> [What is expected]:
Only the number should be given: how many lines below contain "verified".

> [Excerpts from an interface dataset]:
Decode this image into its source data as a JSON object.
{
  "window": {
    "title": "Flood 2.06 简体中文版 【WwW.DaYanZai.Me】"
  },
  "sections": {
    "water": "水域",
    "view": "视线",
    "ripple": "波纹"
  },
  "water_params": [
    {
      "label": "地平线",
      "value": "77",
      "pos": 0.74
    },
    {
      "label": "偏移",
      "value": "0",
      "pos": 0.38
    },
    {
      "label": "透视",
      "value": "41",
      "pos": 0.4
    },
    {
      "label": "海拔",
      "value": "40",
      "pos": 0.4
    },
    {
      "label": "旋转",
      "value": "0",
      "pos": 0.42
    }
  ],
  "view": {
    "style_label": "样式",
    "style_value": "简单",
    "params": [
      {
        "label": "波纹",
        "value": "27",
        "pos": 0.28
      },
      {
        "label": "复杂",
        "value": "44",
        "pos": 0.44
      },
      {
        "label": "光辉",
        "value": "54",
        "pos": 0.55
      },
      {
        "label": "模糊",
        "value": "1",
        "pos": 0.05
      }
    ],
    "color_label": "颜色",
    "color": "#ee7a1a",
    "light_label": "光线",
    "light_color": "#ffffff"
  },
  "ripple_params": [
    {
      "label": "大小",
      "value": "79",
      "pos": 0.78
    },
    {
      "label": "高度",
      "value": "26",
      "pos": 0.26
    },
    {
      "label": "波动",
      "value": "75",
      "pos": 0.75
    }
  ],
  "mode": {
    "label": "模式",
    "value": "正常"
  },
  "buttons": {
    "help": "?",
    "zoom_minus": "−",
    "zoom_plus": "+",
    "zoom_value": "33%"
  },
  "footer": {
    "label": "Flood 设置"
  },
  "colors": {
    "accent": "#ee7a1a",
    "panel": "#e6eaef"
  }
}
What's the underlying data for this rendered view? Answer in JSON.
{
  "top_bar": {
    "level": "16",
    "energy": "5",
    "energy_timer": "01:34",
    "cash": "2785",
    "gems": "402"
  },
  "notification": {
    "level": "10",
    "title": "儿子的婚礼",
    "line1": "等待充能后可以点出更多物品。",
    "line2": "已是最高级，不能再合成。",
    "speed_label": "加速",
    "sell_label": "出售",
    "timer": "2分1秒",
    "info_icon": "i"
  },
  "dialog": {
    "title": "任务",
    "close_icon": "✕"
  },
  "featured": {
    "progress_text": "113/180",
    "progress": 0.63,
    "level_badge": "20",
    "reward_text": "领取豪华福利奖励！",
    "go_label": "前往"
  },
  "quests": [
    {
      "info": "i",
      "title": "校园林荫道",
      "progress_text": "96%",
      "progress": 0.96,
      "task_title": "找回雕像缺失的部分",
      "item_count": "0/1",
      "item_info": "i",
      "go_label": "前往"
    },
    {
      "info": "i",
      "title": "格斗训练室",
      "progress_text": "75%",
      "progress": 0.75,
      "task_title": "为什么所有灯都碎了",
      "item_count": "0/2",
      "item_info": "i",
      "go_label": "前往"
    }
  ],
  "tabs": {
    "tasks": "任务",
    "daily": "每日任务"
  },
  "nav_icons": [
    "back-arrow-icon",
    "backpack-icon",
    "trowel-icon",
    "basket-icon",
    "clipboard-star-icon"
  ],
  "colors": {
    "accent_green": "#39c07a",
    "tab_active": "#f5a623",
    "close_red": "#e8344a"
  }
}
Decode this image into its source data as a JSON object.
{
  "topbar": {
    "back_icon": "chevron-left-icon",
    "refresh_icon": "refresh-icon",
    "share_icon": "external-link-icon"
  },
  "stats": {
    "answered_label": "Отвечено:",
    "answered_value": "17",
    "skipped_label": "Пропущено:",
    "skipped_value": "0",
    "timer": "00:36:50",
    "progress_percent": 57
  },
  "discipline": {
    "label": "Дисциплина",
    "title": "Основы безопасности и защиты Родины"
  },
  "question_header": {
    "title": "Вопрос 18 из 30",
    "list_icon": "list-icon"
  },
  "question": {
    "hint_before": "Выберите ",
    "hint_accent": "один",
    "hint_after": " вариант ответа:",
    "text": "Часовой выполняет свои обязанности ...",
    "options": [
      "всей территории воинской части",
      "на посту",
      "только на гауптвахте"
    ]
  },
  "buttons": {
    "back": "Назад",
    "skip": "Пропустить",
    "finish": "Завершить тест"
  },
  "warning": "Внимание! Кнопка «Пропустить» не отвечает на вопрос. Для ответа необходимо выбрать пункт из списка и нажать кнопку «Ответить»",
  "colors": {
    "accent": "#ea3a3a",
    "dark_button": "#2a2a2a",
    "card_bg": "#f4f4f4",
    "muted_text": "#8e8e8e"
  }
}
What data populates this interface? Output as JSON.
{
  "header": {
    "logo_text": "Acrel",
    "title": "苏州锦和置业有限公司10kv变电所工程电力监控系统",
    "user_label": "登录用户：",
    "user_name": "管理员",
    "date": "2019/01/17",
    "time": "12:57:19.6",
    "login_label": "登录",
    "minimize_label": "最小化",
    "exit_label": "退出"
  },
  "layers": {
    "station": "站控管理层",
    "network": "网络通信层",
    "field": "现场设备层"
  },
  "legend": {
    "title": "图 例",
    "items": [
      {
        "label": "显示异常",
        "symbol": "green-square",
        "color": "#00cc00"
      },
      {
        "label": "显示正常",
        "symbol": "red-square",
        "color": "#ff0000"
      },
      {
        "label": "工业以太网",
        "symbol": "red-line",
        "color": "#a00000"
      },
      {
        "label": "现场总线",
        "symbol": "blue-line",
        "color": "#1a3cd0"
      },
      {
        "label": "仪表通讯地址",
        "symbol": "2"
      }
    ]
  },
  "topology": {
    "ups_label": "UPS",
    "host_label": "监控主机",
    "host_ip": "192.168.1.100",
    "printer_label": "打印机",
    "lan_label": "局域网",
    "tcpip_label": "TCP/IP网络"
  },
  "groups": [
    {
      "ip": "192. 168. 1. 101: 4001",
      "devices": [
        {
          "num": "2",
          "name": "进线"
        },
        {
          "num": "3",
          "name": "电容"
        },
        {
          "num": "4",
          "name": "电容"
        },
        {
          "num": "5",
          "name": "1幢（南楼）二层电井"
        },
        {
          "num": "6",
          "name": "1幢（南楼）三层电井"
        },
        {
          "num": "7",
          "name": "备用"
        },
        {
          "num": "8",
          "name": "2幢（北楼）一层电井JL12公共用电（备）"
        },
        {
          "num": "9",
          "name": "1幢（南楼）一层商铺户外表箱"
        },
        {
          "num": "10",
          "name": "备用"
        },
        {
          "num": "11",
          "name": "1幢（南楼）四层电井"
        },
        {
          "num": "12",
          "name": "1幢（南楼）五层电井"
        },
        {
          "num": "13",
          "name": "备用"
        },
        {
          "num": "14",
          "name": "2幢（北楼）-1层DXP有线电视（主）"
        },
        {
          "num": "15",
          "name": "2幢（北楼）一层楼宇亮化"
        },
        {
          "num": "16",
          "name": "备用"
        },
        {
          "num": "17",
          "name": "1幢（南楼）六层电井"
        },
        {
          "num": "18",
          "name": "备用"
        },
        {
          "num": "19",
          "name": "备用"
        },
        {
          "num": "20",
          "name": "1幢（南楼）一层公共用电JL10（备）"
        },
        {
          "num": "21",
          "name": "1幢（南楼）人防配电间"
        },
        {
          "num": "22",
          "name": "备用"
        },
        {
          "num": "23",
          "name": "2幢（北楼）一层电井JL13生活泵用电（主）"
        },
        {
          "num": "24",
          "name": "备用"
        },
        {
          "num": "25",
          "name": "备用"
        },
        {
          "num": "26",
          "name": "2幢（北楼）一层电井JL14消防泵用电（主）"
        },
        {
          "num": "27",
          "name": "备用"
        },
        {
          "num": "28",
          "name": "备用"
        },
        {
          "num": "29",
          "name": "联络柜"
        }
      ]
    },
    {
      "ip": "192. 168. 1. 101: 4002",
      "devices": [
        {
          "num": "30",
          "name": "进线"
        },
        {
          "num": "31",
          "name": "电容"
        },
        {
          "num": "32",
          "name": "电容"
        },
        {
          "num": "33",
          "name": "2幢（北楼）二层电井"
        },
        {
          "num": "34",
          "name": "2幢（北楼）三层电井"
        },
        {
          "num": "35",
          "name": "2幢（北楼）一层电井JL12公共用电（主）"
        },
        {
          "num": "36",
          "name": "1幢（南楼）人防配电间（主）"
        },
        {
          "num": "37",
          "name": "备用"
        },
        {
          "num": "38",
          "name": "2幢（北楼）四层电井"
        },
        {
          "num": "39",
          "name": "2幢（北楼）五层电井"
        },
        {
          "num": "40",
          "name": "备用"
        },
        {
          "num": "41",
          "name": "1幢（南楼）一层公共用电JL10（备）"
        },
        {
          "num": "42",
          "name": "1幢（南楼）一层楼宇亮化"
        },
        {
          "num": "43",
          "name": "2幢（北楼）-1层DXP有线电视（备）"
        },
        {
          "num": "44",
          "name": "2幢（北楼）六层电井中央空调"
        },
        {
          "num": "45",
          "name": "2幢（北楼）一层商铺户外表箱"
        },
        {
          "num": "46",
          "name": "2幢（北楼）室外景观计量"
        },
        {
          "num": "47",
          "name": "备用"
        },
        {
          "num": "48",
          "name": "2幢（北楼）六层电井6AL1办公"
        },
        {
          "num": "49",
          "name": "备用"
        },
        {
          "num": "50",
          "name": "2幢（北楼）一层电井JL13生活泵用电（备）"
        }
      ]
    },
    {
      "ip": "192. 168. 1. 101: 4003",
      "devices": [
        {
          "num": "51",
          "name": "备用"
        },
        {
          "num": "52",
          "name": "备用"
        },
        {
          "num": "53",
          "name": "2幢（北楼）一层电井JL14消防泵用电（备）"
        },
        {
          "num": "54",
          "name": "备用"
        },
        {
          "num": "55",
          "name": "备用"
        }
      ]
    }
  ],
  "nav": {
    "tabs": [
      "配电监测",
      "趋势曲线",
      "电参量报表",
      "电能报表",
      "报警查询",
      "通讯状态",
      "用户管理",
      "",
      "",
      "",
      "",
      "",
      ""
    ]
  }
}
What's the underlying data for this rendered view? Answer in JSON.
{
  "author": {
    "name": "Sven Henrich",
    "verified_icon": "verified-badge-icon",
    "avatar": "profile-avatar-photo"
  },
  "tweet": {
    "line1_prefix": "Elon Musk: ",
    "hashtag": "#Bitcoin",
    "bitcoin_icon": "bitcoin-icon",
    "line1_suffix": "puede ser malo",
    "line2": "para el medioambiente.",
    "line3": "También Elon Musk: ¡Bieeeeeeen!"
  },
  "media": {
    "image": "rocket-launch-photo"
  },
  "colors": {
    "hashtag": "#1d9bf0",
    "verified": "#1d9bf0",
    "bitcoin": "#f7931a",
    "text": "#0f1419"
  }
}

> [Answer section]:
2